As always, this series of murals has been in association with Sliabh Beagh Arts. The aim of the organisation has always been to bring art out to where life happens rather than hide it away behind closed doors and they carry out this task with ingenuity, lateral thinking and a real sense of fun. I love being a part of the chaos.
Last month saw the launch of Sliabh Beagh Arts Little Mountain exhibition in the Higher Bridges Gallery Enniskillen. I’ve been involved with this group of artists for about five years and I’m pleased to say we’ve carried through on all of the most over the top ideas we’ve come up with.
Some of these include working for six months to stage a shadow puppet show in the middle of a woods for one night only, animating and performing in the same woods two years later (another six months) with our newly written follow up story…for one night only, wood carving, weird and wonderful photography, music workshops, pottery, gate weaving (yes, you read that right) and my own power-hose murals.
So yeah, after going on last month about never having to draw straight lines, I found myself doing a job that consisted of quite a healthy dose of the aforementioned! I stand corrected. Luckily, nobody listens to me anyway so I presume I’ve gotten away with it.

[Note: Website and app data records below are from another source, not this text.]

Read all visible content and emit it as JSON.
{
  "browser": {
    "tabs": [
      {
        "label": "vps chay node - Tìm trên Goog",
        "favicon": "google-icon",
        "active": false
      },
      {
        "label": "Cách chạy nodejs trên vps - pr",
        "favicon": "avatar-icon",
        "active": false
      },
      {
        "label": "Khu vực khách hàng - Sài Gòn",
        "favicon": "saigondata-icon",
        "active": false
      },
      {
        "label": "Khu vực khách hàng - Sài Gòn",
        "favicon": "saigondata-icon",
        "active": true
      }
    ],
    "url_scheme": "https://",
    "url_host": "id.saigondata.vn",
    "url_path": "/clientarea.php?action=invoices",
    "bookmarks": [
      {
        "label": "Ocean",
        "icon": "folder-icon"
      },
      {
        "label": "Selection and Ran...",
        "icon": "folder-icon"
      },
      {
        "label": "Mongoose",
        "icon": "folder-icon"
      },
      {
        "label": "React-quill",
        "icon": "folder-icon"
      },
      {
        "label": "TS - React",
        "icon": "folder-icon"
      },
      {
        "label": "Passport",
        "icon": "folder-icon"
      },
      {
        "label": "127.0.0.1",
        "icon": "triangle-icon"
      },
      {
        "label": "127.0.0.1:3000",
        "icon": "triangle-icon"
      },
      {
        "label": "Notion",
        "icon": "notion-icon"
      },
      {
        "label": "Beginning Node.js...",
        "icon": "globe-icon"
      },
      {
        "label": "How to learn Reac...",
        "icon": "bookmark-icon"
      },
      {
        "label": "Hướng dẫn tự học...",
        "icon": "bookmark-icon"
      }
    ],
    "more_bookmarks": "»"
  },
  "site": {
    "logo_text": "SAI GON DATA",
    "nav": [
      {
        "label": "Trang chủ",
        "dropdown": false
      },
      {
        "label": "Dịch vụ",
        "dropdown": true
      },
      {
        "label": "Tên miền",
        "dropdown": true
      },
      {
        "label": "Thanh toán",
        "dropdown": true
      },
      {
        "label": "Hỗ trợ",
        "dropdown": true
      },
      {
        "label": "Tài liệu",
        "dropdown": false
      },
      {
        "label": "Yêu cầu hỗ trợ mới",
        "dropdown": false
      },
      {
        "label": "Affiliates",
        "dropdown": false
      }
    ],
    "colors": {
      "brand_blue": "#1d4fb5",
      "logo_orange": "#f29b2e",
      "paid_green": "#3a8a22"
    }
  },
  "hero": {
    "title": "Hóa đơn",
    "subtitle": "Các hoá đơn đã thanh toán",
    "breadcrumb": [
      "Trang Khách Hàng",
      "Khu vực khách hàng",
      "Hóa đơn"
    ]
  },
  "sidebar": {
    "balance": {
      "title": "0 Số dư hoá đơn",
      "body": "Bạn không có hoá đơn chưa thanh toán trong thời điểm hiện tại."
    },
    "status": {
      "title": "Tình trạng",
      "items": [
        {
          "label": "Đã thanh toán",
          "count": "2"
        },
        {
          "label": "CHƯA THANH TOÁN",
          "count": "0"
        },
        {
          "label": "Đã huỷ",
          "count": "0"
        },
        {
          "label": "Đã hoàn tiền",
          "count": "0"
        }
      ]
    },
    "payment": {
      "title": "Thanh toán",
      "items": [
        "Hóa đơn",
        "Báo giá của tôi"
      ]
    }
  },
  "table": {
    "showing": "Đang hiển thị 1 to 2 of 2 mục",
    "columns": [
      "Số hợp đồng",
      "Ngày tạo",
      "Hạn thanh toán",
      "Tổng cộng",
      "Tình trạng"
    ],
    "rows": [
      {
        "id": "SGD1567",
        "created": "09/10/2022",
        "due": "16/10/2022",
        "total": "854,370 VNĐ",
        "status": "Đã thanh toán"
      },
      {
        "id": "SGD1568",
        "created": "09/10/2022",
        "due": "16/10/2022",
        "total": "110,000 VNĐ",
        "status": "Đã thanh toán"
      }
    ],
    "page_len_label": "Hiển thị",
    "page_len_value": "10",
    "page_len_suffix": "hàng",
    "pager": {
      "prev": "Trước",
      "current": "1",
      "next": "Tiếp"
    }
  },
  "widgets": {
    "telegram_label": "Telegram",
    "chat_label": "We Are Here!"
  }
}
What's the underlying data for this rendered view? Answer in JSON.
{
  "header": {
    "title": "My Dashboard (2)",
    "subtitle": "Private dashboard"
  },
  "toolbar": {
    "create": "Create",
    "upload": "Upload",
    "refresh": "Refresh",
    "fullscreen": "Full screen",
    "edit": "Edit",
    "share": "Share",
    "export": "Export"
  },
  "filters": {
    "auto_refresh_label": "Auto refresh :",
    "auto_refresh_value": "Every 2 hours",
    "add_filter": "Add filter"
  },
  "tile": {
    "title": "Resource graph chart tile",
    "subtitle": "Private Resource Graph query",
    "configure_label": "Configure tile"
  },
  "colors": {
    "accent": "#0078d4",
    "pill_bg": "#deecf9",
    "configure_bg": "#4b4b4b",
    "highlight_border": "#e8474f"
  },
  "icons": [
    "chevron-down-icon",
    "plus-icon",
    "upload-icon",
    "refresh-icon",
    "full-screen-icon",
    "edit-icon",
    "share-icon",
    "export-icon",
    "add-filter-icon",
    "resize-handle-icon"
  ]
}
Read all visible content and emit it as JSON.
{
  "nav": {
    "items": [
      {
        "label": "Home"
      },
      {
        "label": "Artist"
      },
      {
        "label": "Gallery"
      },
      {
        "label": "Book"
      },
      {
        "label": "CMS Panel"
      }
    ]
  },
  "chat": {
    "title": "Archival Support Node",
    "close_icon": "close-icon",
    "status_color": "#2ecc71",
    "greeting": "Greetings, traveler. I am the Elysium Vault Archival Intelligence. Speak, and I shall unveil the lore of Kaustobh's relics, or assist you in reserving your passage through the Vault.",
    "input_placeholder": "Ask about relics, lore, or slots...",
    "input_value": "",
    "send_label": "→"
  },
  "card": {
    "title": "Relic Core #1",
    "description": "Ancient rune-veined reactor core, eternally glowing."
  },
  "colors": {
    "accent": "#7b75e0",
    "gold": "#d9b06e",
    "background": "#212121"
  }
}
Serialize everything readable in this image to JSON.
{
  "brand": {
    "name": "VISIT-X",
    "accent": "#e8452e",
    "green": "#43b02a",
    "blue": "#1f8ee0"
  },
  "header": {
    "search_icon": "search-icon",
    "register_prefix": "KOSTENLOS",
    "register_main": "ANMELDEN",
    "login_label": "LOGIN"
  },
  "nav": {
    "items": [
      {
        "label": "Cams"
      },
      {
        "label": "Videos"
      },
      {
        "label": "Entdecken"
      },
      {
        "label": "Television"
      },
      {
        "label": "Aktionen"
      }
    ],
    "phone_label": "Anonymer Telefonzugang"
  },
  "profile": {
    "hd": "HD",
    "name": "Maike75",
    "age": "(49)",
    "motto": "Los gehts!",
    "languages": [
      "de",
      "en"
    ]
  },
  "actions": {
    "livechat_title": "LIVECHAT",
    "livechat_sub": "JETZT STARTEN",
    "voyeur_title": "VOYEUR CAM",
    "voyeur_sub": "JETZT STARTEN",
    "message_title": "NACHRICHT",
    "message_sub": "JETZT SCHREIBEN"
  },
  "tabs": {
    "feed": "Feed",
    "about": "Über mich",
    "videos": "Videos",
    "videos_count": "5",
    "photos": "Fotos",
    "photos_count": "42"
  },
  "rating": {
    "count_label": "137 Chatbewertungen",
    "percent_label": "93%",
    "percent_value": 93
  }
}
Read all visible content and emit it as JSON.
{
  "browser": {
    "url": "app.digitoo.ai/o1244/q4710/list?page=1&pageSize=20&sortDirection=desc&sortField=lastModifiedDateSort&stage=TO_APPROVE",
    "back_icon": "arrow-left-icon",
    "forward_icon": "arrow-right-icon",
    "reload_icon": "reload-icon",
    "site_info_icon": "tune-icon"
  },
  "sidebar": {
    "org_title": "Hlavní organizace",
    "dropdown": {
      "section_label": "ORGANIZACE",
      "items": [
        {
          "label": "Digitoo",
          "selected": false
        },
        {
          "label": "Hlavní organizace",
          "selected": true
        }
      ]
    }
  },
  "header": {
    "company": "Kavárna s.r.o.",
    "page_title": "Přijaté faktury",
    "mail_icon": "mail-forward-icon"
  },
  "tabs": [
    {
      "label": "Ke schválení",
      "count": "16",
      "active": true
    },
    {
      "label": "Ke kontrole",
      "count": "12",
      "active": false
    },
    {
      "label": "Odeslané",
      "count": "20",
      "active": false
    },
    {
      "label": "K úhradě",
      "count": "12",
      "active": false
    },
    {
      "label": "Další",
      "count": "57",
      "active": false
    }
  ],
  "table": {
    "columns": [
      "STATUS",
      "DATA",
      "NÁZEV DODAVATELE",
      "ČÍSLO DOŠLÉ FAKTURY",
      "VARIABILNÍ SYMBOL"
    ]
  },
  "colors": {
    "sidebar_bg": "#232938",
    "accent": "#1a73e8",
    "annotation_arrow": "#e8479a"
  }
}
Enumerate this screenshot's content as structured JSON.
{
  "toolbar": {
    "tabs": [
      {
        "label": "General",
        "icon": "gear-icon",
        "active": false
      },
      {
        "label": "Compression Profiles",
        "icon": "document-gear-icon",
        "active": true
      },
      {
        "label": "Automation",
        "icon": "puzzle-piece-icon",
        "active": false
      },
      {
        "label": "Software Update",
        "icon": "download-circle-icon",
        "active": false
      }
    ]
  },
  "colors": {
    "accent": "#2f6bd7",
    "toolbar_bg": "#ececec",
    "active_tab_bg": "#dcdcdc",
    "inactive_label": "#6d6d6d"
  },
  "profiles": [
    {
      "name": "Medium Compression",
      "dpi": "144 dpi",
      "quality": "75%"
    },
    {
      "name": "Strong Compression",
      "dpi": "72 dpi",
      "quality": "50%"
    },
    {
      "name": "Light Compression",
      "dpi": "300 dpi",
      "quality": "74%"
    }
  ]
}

The task in hand was pin-striping and lettering a vintage lorry that had been lovingly restored to it’s former glory. Sean and Martin, the two men who have brought it back to life have pulled all the stops out. Nothing has been missed in the restoration. Every little part and decal is as it was when the lorry left the factory sometime between 1974 and ’76. All I had to do was swan in and put the finishing touches to it and not, under any circumstances, undo all their hard work! If I said I didn’t feel a tiny amount of pressure I’d be lying through my teeth and I wouldn’t lie to you. Not to you. Thankfully the results are good and I came out with all my teeth, in which to lie through if I see fit but not to you.
Next up, I had to paint the windows of ‘Geraldine’s Home Bakery’. The smell in that place would make you weak at the knees. As I was painting cakes and buns on the glass, I was slightly hovering on the aromas of caramel slices, cream puffs and scones. Geraldine’s fatal mistake was allowing me anything I wanted at tea time. “Help yourself,” she said…I did. Ah, I’m sure she built her supply back up over the next few days.
At the moment I’m sketching out some ideas for my next big project. These past two years I’ve been sporadically out and about, combing the countryside for dirty walls. Not just any walls, they have to be unpainted but plastered and with a good layer of ground in dirt, the blacker the better. Once I find a suitable one, I take a power-hose to it and, rather than clean them up which I’m sure anyone would thank me for, I create a mural. I cut away at the dirt and use the dark and light areas to form an image. A really dirty wall will even allow me to shade the picture to varying degrees. I love getting stuck into one of those.